▶ **Data**
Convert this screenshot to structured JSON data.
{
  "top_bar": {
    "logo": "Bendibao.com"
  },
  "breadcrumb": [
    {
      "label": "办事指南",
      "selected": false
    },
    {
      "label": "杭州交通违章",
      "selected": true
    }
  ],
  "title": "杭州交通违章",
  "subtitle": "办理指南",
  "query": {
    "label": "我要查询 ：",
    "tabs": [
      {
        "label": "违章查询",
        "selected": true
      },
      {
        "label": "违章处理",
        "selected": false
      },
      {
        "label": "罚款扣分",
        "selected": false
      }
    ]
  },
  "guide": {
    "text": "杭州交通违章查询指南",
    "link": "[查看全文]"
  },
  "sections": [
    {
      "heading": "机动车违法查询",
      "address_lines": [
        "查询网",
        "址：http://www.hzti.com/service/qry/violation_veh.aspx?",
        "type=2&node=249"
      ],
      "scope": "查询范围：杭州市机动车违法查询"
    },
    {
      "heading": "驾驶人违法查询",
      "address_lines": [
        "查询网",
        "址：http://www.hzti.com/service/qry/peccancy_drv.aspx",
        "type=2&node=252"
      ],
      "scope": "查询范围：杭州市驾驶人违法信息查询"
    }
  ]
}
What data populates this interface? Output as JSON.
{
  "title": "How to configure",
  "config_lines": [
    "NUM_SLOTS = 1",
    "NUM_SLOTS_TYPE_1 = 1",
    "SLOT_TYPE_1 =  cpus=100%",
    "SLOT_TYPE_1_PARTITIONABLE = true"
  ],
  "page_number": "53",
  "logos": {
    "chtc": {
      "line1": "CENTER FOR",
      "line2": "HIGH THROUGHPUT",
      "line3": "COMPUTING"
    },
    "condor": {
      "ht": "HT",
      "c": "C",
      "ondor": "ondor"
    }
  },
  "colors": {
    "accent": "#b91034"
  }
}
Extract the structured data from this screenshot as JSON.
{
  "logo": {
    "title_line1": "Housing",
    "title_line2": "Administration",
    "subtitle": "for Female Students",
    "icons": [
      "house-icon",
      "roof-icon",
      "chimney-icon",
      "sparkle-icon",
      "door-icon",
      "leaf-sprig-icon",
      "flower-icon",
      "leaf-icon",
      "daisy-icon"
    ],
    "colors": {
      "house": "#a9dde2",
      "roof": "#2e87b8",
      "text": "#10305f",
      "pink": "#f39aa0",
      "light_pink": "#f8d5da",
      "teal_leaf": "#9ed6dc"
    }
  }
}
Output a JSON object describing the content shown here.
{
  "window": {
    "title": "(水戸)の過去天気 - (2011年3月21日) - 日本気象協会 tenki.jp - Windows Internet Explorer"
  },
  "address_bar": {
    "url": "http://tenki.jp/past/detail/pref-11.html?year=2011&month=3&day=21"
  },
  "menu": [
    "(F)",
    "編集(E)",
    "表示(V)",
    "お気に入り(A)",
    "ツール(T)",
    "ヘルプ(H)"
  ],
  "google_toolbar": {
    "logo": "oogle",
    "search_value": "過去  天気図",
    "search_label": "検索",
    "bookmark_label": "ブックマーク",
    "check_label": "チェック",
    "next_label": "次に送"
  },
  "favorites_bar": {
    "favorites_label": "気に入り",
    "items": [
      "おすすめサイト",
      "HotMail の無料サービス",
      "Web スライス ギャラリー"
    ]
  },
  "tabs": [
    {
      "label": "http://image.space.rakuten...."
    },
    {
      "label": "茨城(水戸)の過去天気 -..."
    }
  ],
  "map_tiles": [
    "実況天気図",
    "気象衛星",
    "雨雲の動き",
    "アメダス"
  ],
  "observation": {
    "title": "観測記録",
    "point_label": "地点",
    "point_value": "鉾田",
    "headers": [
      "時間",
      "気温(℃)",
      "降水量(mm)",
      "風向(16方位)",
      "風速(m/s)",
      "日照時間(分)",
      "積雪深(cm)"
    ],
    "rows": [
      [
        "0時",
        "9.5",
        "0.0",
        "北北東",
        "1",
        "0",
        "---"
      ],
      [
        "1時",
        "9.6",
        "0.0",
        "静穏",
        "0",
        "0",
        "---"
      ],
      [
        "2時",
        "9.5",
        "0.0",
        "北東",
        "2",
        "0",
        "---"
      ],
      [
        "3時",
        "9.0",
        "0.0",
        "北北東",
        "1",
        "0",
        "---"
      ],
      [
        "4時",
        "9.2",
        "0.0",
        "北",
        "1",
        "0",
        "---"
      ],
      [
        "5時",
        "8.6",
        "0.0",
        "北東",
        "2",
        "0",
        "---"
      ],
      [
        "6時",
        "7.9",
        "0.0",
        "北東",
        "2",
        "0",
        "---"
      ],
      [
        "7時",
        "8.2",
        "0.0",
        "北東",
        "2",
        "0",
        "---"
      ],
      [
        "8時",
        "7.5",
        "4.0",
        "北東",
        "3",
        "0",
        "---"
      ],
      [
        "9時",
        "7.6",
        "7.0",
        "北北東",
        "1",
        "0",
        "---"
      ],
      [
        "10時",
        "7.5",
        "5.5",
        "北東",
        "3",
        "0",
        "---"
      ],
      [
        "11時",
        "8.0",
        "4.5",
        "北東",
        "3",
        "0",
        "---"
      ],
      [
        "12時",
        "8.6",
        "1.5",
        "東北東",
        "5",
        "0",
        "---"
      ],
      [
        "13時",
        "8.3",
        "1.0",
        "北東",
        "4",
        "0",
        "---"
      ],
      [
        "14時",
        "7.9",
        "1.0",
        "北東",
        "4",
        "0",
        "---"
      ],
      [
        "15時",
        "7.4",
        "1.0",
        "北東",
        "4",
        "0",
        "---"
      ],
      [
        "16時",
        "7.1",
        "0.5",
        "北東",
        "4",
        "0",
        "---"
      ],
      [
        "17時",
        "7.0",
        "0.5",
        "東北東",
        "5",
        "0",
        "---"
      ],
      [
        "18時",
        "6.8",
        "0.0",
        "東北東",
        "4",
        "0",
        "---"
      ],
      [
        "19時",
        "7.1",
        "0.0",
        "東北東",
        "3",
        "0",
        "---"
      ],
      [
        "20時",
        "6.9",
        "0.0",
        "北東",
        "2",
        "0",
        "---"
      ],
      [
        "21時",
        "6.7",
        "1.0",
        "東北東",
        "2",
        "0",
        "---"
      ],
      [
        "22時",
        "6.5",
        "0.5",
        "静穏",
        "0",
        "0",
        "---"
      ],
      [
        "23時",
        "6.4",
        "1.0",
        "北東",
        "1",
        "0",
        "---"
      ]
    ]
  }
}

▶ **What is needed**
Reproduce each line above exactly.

▶ **Reply to the exercise**
Convert this screenshot to structured JSON data.
{
  "top_bar": {
    "logo": "Bendibao.com"
  },
  "breadcrumb": [
    {
      "label": "办事指南",
      "selected": false
    },
    {
      "label": "杭州交通违章",
      "selected": true
    }
  ],
  "title": "杭州交通违章",
  "subtitle": "办理指南",
  "query": {
    "label": "我要查询 ：",
    "tabs": [
      {
        "label": "违章查询",
        "selected": true
      },
      {
        "label": "违章处理",
        "selected": false
      },
      {
        "label": "罚款扣分",
        "selected": false
      }
    ]
  },
  "guide": {
    "text": "杭州交通违章查询指南",
    "link": "[查看全文]"
  },
  "sections": [
    {
      "heading": "机动车违法查询",
      "address_lines": [
        "查询网",
        "址：http://www.hzti.com/service/qry/violation_veh.aspx?",
        "type=2&node=249"
      ],
      "scope": "查询范围：杭州市机动车违法查询"
    },
    {
      "heading": "驾驶人违法查询",
      "address_lines": [
        "查询网",
        "址：http://www.hzti.com/service/qry/peccancy_drv.aspx",
        "type=2&node=252"
      ],
      "scope": "查询范围：杭州市驾驶人违法信息查询"
    }
  ]
}
What data populates this interface? Output as JSON.
{
  "title": "How to configure",
  "config_lines": [
    "NUM_SLOTS = 1",
    "NUM_SLOTS_TYPE_1 = 1",
    "SLOT_TYPE_1 =  cpus=100%",
    "SLOT_TYPE_1_PARTITIONABLE = true"
  ],
  "page_number": "53",
  "logos": {
    "chtc": {
      "line1": "CENTER FOR",
      "line2": "HIGH THROUGHPUT",
      "line3": "COMPUTING"
    },
    "condor": {
      "ht": "HT",
      "c": "C",
      "ondor": "ondor"
    }
  },
  "colors": {
    "accent": "#b91034"
  }
}
Extract the structured data from this screenshot as JSON.
{
  "logo": {
    "title_line1": "Housing",
    "title_line2": "Administration",
    "subtitle": "for Female Students",
    "icons": [
      "house-icon",
      "roof-icon",
      "chimney-icon",
      "sparkle-icon",
      "door-icon",
      "leaf-sprig-icon",
      "flower-icon",
      "leaf-icon",
      "daisy-icon"
    ],
    "colors": {
      "house": "#a9dde2",
      "roof": "#2e87b8",
      "text": "#10305f",
      "pink": "#f39aa0",
      "light_pink": "#f8d5da",
      "teal_leaf": "#9ed6dc"
    }
  }
}
Output a JSON object describing the content shown here.
{
  "window": {
    "title": "(水戸)の過去天気 - (2011年3月21日) - 日本気象協会 tenki.jp - Windows Internet Explorer"
  },
  "address_bar": {
    "url": "http://tenki.jp/past/detail/pref-11.html?year=2011&month=3&day=21"
  },
  "menu": [
    "(F)",
    "編集(E)",
    "表示(V)",
    "お気に入り(A)",
    "ツール(T)",
    "ヘルプ(H)"
  ],
  "google_toolbar": {
    "logo": "oogle",
    "search_value": "過去  天気図",
    "search_label": "検索",
    "bookmark_label": "ブックマーク",
    "check_label": "チェック",
    "next_label": "次に送"
  },
  "favorites_bar": {
    "favorites_label": "気に入り",
    "items": [
      "おすすめサイト",
      "HotMail の無料サービス",
      "Web スライス ギャラリー"
    ]
  },
  "tabs": [
    {
      "label": "http://image.space.rakuten...."
    },
    {
      "label": "茨城(水戸)の過去天気 -..."
    }
  ],
  "map_tiles": [
    "実況天気図",
    "気象衛星",
    "雨雲の動き",
    "アメダス"
  ],
  "observation": {
    "title": "観測記録",
    "point_label": "地点",
    "point_value": "鉾田",
    "headers": [
      "時間",
      "気温(℃)",
      "降水量(mm)",
      "風向(16方位)",
      "風速(m/s)",
      "日照時間(分)",
      "積雪深(cm)"
    ],
    "rows": [
      [
        "0時",
        "9.5",
        "0.0",
        "北北東",
        "1",
        "0",
        "---"
      ],
      [
        "1時",
        "9.6",
        "0.0",
        "静穏",
        "0",
        "0",
        "---"
      ],
      [
        "2時",
        "9.5",
        "0.0",
        "北東",
        "2",
        "0",
        "---"
      ],
      [
        "3時",
        "9.0",
        "0.0",
        "北北東",
        "1",
        "0",
        "---"
      ],
      [
        "4時",
        "9.2",
        "0.0",
        "北",
        "1",
        "0",
        "---"
      ],
      [
        "5時",
        "8.6",
        "0.0",
        "北東",
        "2",
        "0",
        "---"
      ],
      [
        "6時",
        "7.9",
        "0.0",
        "北東",
        "2",
        "0",
        "---"
      ],
      [
        "7時",
        "8.2",
        "0.0",
        "北東",
        "2",
        "0",
        "---"
      ],
      [
        "8時",
        "7.5",
        "4.0",
        "北東",
        "3",
        "0",
        "---"
      ],
      [
        "9時",
        "7.6",
        "7.0",
        "北北東",
        "1",
        "0",
        "---"
      ],
      [
        "10時",
        "7.5",
        "5.5",
        "北東",
        "3",
        "0",
        "---"
      ],
      [
        "11時",
        "8.0",
        "4.5",
        "北東",
        "3",
        "0",
        "---"
      ],
      [
        "12時",
        "8.6",
        "1.5",
        "東北東",
        "5",
        "0",
        "---"
      ],
      [
        "13時",
        "8.3",
        "1.0",
        "北東",
        "4",
        "0",
        "---"
      ],
      [
        "14時",
        "7.9",
        "1.0",
        "北東",
        "4",
        "0",
        "---"
      ],
      [
        "15時",
        "7.4",
        "1.0",
        "北東",
        "4",
        "0",
        "---"
      ],
      [
        "16時",
        "7.1",
        "0.5",
        "北東",
        "4",
        "0",
        "---"
      ],
      [
        "17時",
        "7.0",
        "0.5",
        "東北東",
        "5",
        "0",
        "---"
      ],
      [
        "18時",
        "6.8",
        "0.0",
        "東北東",
        "4",
        "0",
        "---"
      ],
      [
        "19時",
        "7.1",
        "0.0",
        "東北東",
        "3",
        "0",
        "---"
      ],
      [
        "20時",
        "6.9",
        "0.0",
        "北東",
        "2",
        "0",
        "---"
      ],
      [
        "21時",
        "6.7",
        "1.0",
        "東北東",
        "2",
        "0",
        "---"
      ],
      [
        "22時",
        "6.5",
        "0.5",
        "静穏",
        "0",
        "0",
        "---"
      ],
      [
        "23時",
        "6.4",
        "1.0",
        "北東",
        "1",
        "0",
        "---"
      ]
    ]
  }
}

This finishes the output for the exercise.